It’s hard to imagine anything less likely to become a political weapon than PlayerUnknown's Battleground, the first-ever battle royale game commonly referred to as PUBG. The video game has been targeted by governments due its violence. (Pakistan once banned it as a health risk due to its addictive nature.) But these are issues with the game itself.
PUBG is best known in the United States as the game that pioneered the battle royale formula seemingly perfected by the endless dances and candy-colored aesthetic of Fortnite, although PUBG remains more popular in Asia. But in early September, PUBG found itself as the latest piece of pop culture and technology to come into 2020’s harried political crosshairs when it was banned in India. As international tensions rise, should gamers worry about a ban in the United States as well?
Ongoing tensions grew fraught in June at the Line of Actual Control, the demarcation between China and India in the Himalayas, when Chinese and Indian forces faced off in a deadly, gun-free skirmish. 20 Indian soldiers and 43 Chinese soldiers were killed in fistfights or with batons and knives.
India went on to ban 118 Chinese apps in early September, including PUBG Mobile due to the game’s investment partner Tencent. Considering that India is the game’s largest market, the PUBG Corporation is eager to shed any ties to China so it see the app restored in India.
Teens in rural India playing PUBG earlier this year. Pallava Bagla/Corbis News/Getty Images
Economic warfare is preferable to actual physical violence, but the timing of this conflict couldn’t be worse for transnational Chinese tech.
Varun Bapna, Vice President of the South Delhi-based computer hardware company Amkette, which makes bluetooth controllers that allow for console-style gaming on mobile, tells Inverse that this latest fight is “more of the same really."
"Tiktok and WeChat were already on the block," Bapna says. "PUBG is just another milestone down that path.”
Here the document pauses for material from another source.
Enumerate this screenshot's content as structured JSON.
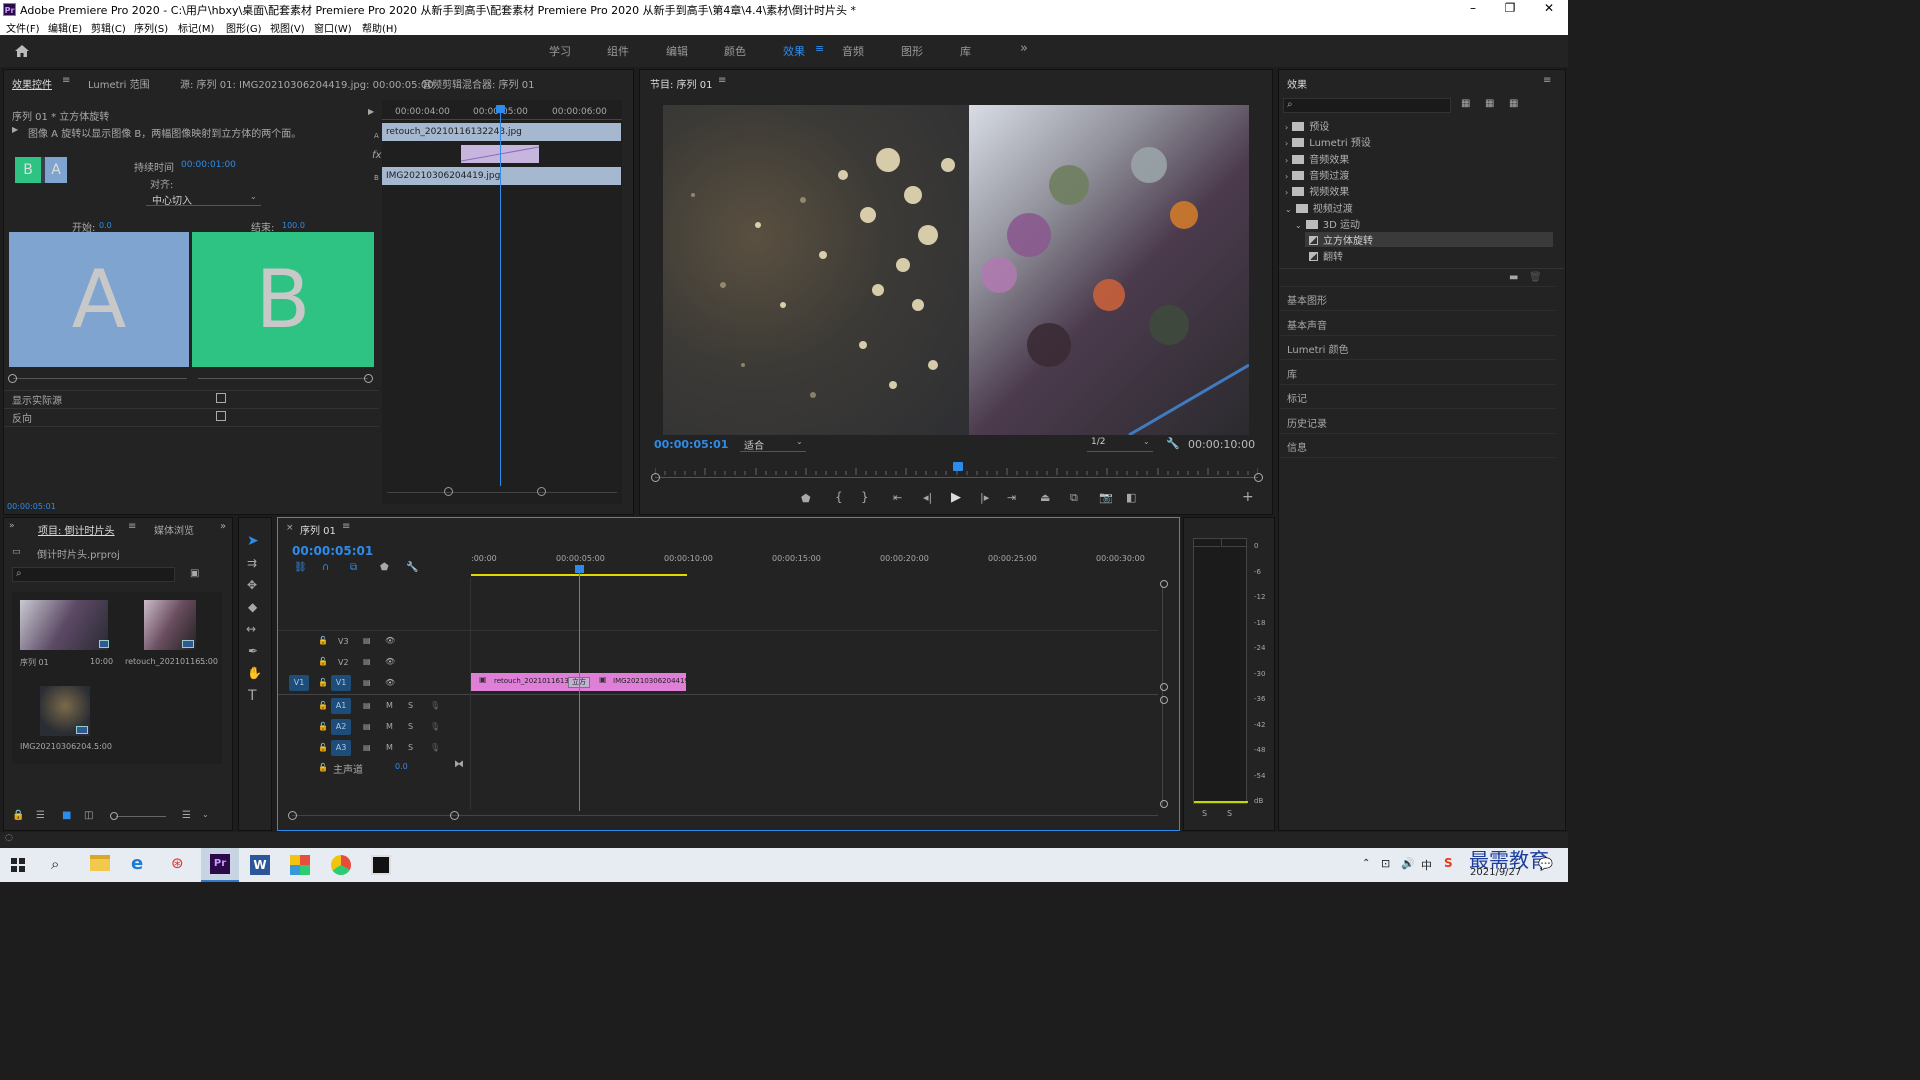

Bans put "users and companies at the mercy of whims from governments."
It’s a sentiment that’s being felt around the world: Chinese tech is seen as indistinguishable from the Chinese Communist Party and the Chinese state, which therefore makes it a potential threat to state security. Relations between the United States and China are extremely complex, at times resembling the Cold War between the U.S and the Soviet Union. That’s led some analysts to deem the fights over PUBG and TikTok a new form of “techno-nationalism.”
Andrés Arretia, the Director of Consumer Privacy Engineering at the Electronic Freedom Foundation, calls the battles “unfortunate.”
“It's driving the Internet to split up by countries and regions," he tells Inverse. "It reduces competition and innovation opportunities, it makes it easier for big companies to further encroach their power, and it puts users and companies at the mercy of whims from governments."
Arretia thinks that American gamers should pay attention to those whims.
“Although it's important to protect users' privacy and security, it's important not to mix politics and xenophobia with it," he says. "If governments are serious about protecting our privacy and security, they should pass strong policies that do so for everyone, and follow up with meaningful enforcement."
While it’s one thing to try and circumvent a specific product ban, like Apple’s banning of Fortnite, it’s another thing entirely to try and get around a government’s ban.
In India, Bapna says that while virtual private networks (VPNs) could offer a workaround, “the critical mass of players are unlikely to cough up the cash required for low latency / high performance VPNs." Most of them would rather play a different game than have to pay extra for a somewhat complex application that allows them to play the game.
"Since PUBG relies on friends like all battle royales, and for the community to be online, this likely means the death of PUBG for now,” he says. (The game still appears to be available on PC, however.)
Arrieta suggests that most important thing is "talking to your government representatives to make sure that the protections are clear and not politically or xenophobic driven." Because if unchecked, these kinds of xenophobic sentiments targeting Chinese tech companies could eventually lead to even more techno-nationalism in the global stage.
While China's ByteDance Ltd., which has majority ownership of TikTok, is looking to partner with Oracle Corp. to avoid the executive order from President Donald Trump that could ban the app in the United States, Tencent remains vulnerable. Could Tencent be next? It seems possible for the not-so-distant future.